**Work instruction**
Find all lines in the records that include the word "name", and copy them out.

**Data supplied**
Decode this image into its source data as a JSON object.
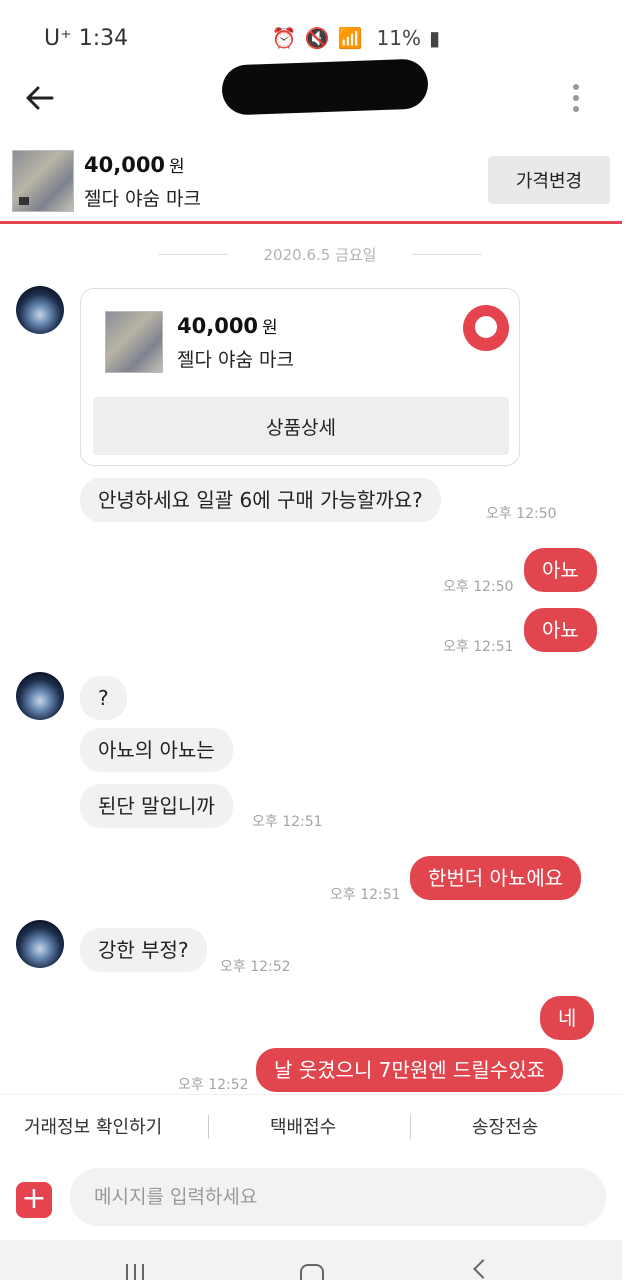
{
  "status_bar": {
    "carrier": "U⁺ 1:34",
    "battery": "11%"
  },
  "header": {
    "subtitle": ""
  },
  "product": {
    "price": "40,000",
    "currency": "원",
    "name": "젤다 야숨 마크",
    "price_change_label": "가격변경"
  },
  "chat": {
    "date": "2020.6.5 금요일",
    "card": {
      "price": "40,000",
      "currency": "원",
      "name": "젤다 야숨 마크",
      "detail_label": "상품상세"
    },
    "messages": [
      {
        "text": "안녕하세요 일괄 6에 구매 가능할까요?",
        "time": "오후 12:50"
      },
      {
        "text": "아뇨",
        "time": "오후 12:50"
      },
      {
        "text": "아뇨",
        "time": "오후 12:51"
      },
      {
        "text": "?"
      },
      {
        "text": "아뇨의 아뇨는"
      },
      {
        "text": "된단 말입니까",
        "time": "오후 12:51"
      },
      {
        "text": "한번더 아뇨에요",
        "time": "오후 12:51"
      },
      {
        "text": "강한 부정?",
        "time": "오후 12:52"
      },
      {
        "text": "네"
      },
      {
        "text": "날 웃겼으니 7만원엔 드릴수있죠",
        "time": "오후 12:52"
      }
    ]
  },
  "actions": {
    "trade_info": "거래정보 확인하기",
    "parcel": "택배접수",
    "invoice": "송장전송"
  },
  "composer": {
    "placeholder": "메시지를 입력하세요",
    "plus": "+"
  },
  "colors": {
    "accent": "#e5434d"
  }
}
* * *
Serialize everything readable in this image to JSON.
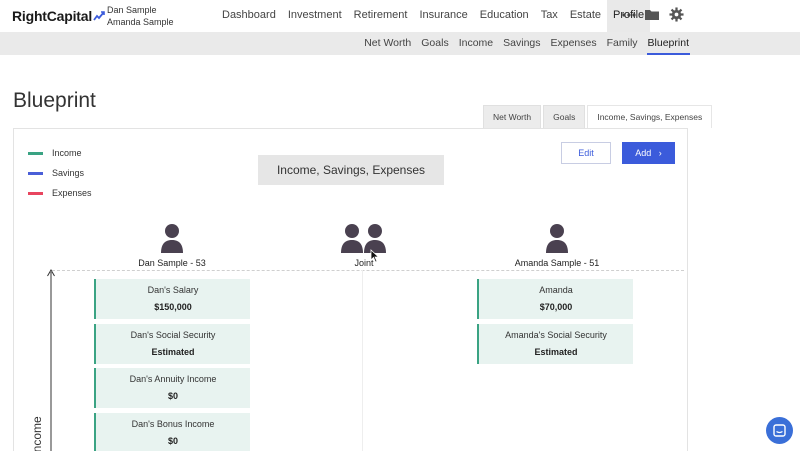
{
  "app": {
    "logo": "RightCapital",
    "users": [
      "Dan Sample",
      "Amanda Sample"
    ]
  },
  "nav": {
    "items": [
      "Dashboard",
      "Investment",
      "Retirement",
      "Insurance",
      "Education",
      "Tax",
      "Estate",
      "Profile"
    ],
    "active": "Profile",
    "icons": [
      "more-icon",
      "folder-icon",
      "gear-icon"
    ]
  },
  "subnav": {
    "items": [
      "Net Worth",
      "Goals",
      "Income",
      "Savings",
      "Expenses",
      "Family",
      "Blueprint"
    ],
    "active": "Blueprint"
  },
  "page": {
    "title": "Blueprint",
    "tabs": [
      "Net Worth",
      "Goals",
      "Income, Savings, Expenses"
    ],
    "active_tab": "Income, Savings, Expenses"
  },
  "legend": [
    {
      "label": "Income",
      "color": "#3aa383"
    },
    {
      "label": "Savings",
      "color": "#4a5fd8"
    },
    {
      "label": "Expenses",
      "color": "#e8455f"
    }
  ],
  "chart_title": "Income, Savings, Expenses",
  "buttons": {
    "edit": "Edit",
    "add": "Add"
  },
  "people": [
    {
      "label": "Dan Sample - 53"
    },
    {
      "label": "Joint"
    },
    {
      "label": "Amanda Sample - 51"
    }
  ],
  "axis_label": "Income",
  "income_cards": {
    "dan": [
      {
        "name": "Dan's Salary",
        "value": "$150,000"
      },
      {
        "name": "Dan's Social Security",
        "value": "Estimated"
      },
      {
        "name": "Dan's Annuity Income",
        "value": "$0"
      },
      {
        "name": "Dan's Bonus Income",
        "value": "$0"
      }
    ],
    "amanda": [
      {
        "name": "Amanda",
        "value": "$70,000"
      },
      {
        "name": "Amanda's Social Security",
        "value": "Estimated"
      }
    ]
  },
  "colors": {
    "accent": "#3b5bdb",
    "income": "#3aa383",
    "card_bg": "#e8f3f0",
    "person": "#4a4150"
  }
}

**Response box**
    "name": "젤다 야숨 마크",
      "name": "젤다 야숨 마크",
        "name": "Dan's Salary",
        "name": "Dan's Social Security",
        "name": "Dan's Annuity Income",
        "name": "Dan's Bonus Income",
        "name": "Amanda",
        "name": "Amanda's Social Security",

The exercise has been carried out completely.